too much DNA on agarose gel – (Jan/30/2013 )
Hi to everyone.
for purification of my PCR product I was loading a too high DNA concentration on my preparative gel, and, as one would expect, it ran way too fast and the band appeared very low. However, when my student was asking me why DNA runs too fast if you load too much, I had no reasonable explanation.
Can anyone help me out here?
It doesn’t run faster if you have too much, if anything it is more likely to run slower (e,g. get caught in the well).
Well, had this problem twice in my still young post doc career and it always ran too fast. It might also happen that DNA is trapped in the well, if you load to much, but this was not the case in my hands, and this would also be related to bad 260/280.
Please see also (for example) http://www.methodbook.net/dna/agarogel.html.
But still, since it would make sense that too much DNA is caught in the well, I don’t have any explanation why it runs to fast.
I agree with bob, it might have caught in the well. Your link is not working for me. It will be good if you could share the gel picture. Long back I faced this problem when I was learning molecular biology. But In my case the reason was that overloading would lead to spillage and I would get a streak and very faint bands of my interest. I don’t know whether this could be related to your problem also.
Sorry neuron, I have no picture since I do not want to expose my preperative gel too long to the UV. But please allow me to explain a little bit more. In my case we wanted to purify a long PCR product, about 11 kb, and we need to get a certain amount (moles) out of it. So we pool 10 PCR reactions, reduce volume by Qiagen PCR purification kit, and load onto one well in preparative gel for further purification. Strong band appears at 1 kb, above a little bit of smear, and a very faint band at 11 kb. In the analytic gel, however, there is just the 11 kb band. And the same is true if I load less in the preperative gel.
It’s not a problem for me, I already got my desired amount of 11kb DNA, I was just wondering why this happens…
This is really strange, If you get a very strong band at 1kb and very faint band at 11kb then how do you confirm that 1kb is not nonspecific? I mean for confirmation of PCR what do you do? You may be right also because I have never run this big DNA on gel. But what if you resolve your gel more? I really have no idea. I searched for gel pictures where 11kb band is visible, check this link-
In the picture 1kb band is not there even in the marker, either they faced the same problem as you and cropped the picture or you may be going in wrong direction.
The link is working without the last full stop: “http://www.methodbook.net/dna/agarogel.html
and I wonder why you cleaned up the PCR product with the Qiagen kit. It’s recommended for 100 bp to 10 kb (you have about 11 kb). And you pooled 10 PCR reactions, but how many columns did you use? If only one or two, then you might have lost most of the 11 kb product as the column(s) is/are overloaded, or the columns might preferentially bind to the smaller 1 kb amplicon (a guess, not sure about this).

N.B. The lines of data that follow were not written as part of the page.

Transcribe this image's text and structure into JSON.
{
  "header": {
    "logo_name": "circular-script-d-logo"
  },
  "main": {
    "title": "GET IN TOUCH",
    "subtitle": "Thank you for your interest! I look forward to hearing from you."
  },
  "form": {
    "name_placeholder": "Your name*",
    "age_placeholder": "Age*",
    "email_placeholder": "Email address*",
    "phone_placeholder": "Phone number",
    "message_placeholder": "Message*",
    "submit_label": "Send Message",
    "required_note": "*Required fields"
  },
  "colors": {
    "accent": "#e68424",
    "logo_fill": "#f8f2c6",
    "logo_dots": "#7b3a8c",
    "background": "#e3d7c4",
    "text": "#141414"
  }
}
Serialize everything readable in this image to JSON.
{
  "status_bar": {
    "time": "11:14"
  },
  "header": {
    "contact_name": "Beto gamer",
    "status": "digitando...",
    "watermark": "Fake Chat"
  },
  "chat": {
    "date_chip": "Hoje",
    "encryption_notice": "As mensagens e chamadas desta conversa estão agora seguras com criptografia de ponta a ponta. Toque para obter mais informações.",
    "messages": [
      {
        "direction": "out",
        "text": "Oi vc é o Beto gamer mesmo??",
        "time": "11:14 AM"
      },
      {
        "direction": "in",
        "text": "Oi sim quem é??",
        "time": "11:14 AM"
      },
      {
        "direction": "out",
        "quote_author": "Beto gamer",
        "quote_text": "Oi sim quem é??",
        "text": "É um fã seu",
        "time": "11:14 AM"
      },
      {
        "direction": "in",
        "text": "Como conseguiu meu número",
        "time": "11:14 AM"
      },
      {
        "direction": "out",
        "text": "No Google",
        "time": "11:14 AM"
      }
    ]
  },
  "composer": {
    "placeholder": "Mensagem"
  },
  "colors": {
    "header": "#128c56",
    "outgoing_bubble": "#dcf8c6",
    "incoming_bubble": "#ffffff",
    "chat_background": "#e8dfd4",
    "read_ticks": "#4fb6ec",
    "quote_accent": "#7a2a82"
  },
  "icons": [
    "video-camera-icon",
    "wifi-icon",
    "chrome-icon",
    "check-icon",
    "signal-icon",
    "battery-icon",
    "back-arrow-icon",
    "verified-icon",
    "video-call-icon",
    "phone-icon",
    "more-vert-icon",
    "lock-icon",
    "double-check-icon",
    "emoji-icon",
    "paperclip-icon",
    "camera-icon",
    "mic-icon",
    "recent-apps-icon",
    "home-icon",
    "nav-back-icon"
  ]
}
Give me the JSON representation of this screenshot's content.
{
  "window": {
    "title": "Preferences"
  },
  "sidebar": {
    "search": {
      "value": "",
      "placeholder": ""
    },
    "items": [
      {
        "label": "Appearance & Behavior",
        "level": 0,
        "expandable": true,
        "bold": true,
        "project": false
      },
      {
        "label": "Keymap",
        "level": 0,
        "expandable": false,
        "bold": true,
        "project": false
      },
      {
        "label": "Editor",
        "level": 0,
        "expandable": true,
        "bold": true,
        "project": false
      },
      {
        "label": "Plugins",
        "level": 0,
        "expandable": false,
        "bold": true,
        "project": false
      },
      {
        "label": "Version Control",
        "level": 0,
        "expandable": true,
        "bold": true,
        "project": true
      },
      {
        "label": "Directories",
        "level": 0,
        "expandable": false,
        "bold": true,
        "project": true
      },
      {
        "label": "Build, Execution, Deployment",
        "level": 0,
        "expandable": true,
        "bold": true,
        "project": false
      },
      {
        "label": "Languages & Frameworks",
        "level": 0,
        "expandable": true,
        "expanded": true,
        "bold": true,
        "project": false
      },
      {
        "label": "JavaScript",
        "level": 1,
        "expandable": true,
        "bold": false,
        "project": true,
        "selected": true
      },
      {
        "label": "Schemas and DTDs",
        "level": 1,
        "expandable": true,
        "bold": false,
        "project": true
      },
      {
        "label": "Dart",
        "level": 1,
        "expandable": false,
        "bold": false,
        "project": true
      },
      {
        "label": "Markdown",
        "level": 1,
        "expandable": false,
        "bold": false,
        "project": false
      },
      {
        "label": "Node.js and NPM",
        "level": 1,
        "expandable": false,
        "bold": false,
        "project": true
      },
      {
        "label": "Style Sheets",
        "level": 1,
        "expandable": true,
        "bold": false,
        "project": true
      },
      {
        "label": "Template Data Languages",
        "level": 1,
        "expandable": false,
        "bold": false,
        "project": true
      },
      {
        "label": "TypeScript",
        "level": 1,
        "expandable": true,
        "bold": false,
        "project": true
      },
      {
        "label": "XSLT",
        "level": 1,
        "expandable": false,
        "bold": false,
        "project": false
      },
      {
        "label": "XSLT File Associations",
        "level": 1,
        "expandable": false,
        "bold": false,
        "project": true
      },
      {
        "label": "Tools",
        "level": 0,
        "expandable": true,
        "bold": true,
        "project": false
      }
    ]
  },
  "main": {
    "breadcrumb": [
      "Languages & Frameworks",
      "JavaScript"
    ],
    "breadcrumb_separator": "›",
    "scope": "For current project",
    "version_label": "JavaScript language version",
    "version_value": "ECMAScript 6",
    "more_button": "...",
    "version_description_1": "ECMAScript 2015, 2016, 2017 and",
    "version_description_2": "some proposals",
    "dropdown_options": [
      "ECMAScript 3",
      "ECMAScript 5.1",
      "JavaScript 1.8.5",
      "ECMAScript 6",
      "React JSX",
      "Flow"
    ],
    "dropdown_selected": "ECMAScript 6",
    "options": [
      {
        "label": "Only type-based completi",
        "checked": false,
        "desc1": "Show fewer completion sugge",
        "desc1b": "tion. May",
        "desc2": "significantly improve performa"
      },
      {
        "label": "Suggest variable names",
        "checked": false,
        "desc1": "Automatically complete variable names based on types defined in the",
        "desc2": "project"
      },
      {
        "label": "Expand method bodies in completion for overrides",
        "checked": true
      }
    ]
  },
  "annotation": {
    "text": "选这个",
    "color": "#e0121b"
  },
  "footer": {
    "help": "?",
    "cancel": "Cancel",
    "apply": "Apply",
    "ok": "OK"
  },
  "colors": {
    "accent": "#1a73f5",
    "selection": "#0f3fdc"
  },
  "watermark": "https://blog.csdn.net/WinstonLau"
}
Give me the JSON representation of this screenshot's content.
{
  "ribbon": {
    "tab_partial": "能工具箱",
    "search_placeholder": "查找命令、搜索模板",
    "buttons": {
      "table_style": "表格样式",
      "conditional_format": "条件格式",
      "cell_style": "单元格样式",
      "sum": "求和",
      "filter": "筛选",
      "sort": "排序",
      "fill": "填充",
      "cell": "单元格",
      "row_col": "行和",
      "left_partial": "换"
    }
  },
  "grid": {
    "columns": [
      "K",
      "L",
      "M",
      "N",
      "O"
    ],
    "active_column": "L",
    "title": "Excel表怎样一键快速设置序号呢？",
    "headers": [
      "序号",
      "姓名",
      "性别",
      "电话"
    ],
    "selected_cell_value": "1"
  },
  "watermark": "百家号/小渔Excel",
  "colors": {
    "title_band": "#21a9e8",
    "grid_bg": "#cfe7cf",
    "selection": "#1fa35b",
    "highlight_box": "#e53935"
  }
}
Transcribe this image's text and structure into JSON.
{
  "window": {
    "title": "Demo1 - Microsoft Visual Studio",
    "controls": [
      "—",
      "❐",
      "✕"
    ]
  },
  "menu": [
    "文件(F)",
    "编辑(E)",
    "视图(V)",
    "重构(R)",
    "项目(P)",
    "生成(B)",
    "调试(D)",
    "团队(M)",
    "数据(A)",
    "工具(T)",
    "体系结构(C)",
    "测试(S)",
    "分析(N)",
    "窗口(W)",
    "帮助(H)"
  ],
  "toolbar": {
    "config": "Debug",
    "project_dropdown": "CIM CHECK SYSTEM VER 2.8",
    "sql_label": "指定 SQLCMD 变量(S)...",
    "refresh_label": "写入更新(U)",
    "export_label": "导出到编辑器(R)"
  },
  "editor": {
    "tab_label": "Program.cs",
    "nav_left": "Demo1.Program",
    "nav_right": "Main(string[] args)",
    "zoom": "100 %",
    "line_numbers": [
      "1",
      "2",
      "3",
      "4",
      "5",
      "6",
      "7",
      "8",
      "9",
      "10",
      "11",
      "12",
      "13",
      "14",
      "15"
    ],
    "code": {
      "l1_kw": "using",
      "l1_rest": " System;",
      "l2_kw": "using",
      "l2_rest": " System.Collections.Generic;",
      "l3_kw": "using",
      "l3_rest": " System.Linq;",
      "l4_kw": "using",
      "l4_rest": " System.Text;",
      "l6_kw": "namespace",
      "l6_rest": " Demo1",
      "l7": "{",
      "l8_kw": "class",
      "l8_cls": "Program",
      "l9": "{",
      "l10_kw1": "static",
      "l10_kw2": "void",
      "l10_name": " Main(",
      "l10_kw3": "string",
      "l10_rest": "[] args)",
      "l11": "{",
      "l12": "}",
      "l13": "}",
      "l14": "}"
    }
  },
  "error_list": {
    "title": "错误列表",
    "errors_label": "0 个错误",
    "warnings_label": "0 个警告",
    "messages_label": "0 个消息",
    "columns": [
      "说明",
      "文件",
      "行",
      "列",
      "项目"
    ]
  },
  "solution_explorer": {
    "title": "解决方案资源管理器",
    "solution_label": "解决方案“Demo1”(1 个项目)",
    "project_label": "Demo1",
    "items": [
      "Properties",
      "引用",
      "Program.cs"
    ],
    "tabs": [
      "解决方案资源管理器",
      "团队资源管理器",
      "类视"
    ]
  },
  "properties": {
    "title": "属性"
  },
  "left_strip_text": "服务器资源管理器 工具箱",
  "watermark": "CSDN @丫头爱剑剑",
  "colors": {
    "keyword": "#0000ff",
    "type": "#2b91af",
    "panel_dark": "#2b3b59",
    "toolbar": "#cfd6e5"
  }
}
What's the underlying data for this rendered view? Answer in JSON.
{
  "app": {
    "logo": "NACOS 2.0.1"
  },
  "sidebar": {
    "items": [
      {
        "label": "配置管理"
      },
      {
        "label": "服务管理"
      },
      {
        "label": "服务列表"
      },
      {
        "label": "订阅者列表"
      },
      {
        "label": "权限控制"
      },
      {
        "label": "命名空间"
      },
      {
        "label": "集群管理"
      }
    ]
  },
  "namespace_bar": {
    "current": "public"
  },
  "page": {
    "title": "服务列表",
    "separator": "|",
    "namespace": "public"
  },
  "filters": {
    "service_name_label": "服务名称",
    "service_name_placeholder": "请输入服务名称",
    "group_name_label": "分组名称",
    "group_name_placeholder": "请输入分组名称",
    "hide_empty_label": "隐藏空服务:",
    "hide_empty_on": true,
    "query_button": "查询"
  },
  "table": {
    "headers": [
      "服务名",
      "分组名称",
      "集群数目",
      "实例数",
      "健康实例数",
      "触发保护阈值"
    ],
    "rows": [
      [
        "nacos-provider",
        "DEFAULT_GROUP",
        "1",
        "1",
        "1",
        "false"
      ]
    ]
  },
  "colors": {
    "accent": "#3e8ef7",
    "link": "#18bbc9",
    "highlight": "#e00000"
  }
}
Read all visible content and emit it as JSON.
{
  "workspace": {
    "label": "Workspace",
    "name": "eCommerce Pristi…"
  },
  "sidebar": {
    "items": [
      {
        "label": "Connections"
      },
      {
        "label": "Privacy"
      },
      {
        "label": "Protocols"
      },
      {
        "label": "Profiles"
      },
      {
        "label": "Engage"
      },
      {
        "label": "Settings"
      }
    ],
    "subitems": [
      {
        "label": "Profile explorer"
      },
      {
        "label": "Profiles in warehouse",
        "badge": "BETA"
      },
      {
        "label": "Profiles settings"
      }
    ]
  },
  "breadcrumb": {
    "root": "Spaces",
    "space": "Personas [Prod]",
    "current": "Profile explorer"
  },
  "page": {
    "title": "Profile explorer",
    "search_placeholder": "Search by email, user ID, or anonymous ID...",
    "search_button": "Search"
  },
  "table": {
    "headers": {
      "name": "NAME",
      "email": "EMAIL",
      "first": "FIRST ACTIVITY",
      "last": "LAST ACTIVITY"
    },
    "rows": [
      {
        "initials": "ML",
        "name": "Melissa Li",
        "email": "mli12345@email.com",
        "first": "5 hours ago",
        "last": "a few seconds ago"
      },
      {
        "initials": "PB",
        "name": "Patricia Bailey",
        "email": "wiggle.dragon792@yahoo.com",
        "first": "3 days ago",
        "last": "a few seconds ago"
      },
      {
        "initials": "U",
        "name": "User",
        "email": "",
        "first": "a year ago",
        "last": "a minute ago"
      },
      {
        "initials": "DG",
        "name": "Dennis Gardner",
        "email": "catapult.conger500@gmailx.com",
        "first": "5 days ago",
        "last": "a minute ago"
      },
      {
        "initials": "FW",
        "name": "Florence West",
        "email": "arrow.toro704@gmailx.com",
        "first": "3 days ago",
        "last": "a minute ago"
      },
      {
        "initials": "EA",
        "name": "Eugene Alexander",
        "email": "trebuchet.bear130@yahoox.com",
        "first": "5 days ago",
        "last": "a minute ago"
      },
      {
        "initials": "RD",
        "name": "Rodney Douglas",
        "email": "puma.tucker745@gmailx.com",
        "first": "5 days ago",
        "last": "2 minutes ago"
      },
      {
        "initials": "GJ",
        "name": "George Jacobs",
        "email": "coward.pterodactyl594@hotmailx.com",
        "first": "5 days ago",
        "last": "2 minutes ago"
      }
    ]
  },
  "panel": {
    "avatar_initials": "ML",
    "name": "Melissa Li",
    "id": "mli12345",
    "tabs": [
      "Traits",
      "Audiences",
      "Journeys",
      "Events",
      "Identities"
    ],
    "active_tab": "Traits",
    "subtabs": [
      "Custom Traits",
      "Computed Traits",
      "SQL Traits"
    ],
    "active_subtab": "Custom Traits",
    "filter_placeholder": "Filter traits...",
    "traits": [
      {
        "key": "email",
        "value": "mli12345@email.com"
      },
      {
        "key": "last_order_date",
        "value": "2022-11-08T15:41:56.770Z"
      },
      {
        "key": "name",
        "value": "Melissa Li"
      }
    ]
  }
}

Anyway I’d try it without the cleaning step, as with agarose electrophoresis you also clean up the samples sufficiently. To prevent overloading, just use several lanes. This increases the work to cut out the samples, but prevents overloading.
I should also mention that after cutting out the 1 kb band, when running it at low concentration on an analytical gel, I get the band at 11 kb.
I don’t know why, but something has to disturbe the electrical field. It is very strange to me. But nevermind.
@hotglobin: right, the kit is for 1-10 kb, but it also works for 11kb. It don’t think that I loose a lot of DNA. I was using 2 columns, and loaded them with 125 ul (5 reactions) each.
The PCR volume is irrelevant for overloading your column- it depends on the yield of DNA.
However, I think you are right in that you probably haven’t overloaded. It is my understanding that a typical PCR yield would be about 1ug of DNA (I could be wrong), and the Qiagen columns have a maximum binding capacity of 10ug so even pooling your 5 reactions you should be under the binding capacity.
I’m still struggling with the concept that more PCR product DNA would somehow run faster on a gel. It just doesn’t make any sense.
I’ve never heard of this before, and I’ve just gone and done a bit of looking around on the inter webs and I can’t find any reference to this phenomenon anywhere (bar your one example, which is anecdotal).
I know you said you have excised the 1kb band from your gel, and re-run it on another gel and it then runs at 11kb. I’m baffled.
On the gels where you see the 1kb band, how well separated are your bands? I.e. do you run for a long enough time to see a few cm of separation?
DNA run fast only when you increse current,
keep the voltage low and it will run slow,
it does not depend on quantity of DNA or sample,
it matter with size of DNA (bp) and respected voltage in aparatus